The eSkimmer December, 2008
Florida Manatees Discussed
Our December speakers will be Dr. Roger Reep and Dr.Peter McGuire of the University of Florida in Gainesville.They will discuss the Florida manatee and help us understandwhat makes them such special animals.Dr. Reep will start the evening by introducing some of theissues and research going on in the Marine Mammal HealthProgram at the UF College of Veterinary Medicine. Then Dr.McGuire will talk about manatee genetics and other uses for DNA extraction, including some specific health diagnostictests being developed. Both speakers will answer questions atthe end of their presentation.Dr. Roger L. Reep was raised in Jacksonville, Florida. Hegraduated from Michigan State University with a B.S. in Phys-ics in 1973 and earned a PhD in Neuroscience/Zoology fromMSU in 1978. In 1984 he became a faculty member in theDepartment of Physiological Sciences, University of FloridaCollege of Veterinary Medicine, and is currently a Universityof Florida Research Foundation Professor. In addition toteaching classes, Dr. Reep serves as Graduate Coordinator for the Department of Physiological Sciences and the MarineMammal Program. He is co-author, with Dr. Robert Bonde, of the recent book, The Florida Manatee: Biology and Conserva-tion published by the University Press of Florida.Dr. Peter McGuire grew up in New York City and receivedhis B.S. at King’s College. He earned a PhD at the Universityof North Carolina, working on viral population structure anddid post-doctoral training at Yale University. In 1975 he joinedthe faculty in the Department of Biochemistry & Molecular Biology in the College of Medicine at the University of Florida. In addition to teaching, he is currently supervisingthree doctoral students and an undergraduate, examining thegenetic structure of the Florida, Belize and Puerto Rico mana-tee populations and developing tools to monitor their health. Inaddition, he has worked on the genetics of the red tide organ-ism and the development of biomarkers for its detection.In spite of their very impressive resumes, Dr. Reep says,“This talk is designed to appeal to the general public. It’s notgoing to be a bunch of egghead jargon.” We look forward to aneducational and interesting evening. —Ken Gunn

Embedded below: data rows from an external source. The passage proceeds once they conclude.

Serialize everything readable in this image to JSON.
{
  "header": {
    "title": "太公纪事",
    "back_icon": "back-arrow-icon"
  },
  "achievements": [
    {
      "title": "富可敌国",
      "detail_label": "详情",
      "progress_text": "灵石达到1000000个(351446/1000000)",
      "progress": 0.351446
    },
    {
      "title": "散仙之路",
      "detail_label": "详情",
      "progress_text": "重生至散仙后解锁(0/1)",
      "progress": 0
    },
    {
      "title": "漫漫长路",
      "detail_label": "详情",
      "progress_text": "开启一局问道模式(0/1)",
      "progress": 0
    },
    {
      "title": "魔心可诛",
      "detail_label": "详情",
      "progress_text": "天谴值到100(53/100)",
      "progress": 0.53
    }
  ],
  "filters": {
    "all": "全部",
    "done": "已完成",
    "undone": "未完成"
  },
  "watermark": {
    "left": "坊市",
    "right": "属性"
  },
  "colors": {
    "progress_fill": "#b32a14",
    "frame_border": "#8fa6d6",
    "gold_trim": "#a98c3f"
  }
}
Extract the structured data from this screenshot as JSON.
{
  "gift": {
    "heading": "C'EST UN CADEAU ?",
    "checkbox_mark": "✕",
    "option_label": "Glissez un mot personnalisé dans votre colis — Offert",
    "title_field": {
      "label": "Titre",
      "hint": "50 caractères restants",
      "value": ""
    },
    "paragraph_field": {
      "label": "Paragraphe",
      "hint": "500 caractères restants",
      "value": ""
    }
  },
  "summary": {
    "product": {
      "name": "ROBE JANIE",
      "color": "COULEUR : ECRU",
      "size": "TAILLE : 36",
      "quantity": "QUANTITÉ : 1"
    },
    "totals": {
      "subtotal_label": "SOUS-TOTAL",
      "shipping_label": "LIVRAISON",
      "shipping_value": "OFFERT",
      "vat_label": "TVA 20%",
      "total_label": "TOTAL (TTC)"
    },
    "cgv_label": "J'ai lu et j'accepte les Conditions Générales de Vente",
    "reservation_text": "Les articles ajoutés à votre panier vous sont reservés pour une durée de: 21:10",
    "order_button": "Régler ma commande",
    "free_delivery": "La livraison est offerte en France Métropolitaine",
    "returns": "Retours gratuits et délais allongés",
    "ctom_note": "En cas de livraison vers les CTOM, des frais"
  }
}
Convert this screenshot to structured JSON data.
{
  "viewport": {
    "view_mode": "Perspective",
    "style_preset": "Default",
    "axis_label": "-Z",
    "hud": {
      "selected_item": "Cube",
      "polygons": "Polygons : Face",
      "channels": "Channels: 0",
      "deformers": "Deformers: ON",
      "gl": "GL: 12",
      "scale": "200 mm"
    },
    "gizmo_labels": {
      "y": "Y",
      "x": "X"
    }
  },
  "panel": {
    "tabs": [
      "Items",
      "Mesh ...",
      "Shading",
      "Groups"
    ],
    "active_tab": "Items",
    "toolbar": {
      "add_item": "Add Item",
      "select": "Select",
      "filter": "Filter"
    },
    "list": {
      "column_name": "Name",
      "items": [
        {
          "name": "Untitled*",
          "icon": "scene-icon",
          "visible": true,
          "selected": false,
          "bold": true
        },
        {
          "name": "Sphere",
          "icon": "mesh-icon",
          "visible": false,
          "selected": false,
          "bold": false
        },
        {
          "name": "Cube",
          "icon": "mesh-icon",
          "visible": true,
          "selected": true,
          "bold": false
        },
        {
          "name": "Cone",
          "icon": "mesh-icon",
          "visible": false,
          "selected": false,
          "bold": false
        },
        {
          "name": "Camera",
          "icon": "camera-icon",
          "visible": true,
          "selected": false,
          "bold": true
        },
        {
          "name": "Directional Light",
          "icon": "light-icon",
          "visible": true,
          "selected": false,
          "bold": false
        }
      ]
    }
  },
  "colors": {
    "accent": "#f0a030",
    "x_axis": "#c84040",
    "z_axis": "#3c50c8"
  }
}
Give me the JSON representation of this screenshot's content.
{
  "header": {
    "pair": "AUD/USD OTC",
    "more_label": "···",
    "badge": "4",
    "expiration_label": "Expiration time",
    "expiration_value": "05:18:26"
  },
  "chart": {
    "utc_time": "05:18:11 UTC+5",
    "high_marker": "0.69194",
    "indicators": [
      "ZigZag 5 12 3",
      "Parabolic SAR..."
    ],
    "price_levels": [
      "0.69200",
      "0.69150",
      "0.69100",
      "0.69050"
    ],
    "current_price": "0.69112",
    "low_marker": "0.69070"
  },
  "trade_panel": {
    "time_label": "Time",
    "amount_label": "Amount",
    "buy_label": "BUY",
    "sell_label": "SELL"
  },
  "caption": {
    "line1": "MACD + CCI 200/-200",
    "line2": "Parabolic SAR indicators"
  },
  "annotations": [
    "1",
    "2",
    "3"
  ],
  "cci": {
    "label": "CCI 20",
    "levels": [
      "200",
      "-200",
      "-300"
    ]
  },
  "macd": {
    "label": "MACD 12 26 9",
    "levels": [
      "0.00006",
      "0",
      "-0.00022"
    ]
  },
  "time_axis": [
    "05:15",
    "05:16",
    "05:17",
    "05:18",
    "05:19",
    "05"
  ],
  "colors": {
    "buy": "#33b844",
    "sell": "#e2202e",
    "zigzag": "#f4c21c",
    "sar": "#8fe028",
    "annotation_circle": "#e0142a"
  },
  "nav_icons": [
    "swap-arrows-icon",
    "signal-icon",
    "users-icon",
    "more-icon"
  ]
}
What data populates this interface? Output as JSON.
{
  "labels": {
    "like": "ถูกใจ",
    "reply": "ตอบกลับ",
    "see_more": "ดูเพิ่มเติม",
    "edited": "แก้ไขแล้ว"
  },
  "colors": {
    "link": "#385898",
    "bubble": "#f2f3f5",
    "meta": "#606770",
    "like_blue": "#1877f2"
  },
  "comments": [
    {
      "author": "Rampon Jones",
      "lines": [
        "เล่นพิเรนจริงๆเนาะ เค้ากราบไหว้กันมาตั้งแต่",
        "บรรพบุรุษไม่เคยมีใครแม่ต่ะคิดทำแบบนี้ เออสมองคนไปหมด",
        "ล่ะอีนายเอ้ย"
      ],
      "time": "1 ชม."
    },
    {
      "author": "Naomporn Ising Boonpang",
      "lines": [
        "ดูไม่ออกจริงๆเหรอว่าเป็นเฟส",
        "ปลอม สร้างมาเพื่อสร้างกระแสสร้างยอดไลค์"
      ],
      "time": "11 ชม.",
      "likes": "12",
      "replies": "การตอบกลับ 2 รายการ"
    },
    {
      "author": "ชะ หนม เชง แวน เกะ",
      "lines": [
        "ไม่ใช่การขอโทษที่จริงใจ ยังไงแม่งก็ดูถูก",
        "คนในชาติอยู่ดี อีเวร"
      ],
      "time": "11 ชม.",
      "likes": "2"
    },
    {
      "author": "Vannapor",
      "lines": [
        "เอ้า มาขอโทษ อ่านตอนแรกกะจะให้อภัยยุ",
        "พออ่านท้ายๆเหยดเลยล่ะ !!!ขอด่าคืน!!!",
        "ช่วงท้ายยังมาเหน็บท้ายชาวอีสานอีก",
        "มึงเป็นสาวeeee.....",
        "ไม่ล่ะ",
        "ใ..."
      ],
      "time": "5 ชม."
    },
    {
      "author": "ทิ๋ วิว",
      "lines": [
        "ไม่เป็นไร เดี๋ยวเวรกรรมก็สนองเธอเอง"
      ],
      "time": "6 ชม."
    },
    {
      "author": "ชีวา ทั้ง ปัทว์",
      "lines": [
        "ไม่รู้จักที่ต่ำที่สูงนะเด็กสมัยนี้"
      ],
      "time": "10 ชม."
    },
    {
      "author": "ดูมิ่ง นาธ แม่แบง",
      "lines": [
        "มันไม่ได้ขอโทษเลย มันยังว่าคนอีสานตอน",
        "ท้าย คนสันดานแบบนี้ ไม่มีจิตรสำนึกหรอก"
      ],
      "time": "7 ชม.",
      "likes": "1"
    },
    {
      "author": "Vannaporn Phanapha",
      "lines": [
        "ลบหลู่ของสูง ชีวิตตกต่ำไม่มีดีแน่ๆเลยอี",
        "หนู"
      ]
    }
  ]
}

NativeNativeNativeNative &&&& NiceNiceNiceNice
American holly (Ilex opaca).
Appropriate to the season, thiscolumn takes a look at the familiar American holly (
). It isas well-known for its stately heightand bright red berries as it is for it prickly but attractive evergreenleaves. American hollies rangefrom Massachusetts to centralFlorida and west to Texas.The American holly in our front yard came to us by accidentnearly 10 years ago. Having dis-covered early on that everything Iknew about Maryland gardening was useless in Florida, I wasanxious to learn what would thrive at our new home. Gil and Iattended one of the water-wise workshops sponsored by Volu-sia County Extension Service and won the door prize—a sweet bay magnolia (
). In the same pot, butdwarfed by the magnolia, was a spindly American holly. To-day, it stands over 7 feet tall, taking its place in the same acidsoil of nearby pine trees and azaleas.In the north, the holly is a food source for birds and other wild animals, where the repeated freezing and thawing of the berries makes them palatable. Locally, the American hollycreates habitat for song birds such as bluebirds and thrushes.While the berries can be mildly toxic, Native Americansused them to brew their “black drink,” a caffeine-rich purgativeand ceremonial stimulant. They also boiled the twigs with pinetops as a cure for coughs.In 1997, the American holly was recognized on the 32-cent postage stamp. —Donnadine Miller
Donnadine Miller, who passed into the light April 7, 2008, wrote(originated and named) the
Native & Nice
column for severalyears. This is a reprint of last December's column.
InInInIn TheTheTheThe FieldFieldFieldField
This field trip will be a slight departure from our normalroutine. We'll be going to Merritt Island National WildlifeRefuge
. We will drive Black Point Wild-life Drive, tour the Visitor Center and adjoining boardwalk and,if we have time and interested participants, visit the beachMeet at the Market Square parking lot at 7 A.M., US 1 &442, Edgewater, between Dunkin Donuts & Chik-Fil-A. Bringwater, mosquito repellent, and lunch if you want to stay andvisit awhile. Call Gail @ 428-0447 if you have any questions. —Gail Domroski
For a complete Field trip schedule visit our website
Of Of Of Of InterestInterestInterestInterest
Author Elizabeth Rosentahl has written
: TheLife Of Roger Tory Peterson.Find out more here:
David Bonter, Project leader, Cornell Lab of Ornithology
calling for "All Florida Birdwatchers" to help.
Find out more here:
Teesmouth Bird Club
Geo. Sibley's film, Smyrnea: Lost & Foundis availablefrom Museum of History, 120 Sams Ave, NSB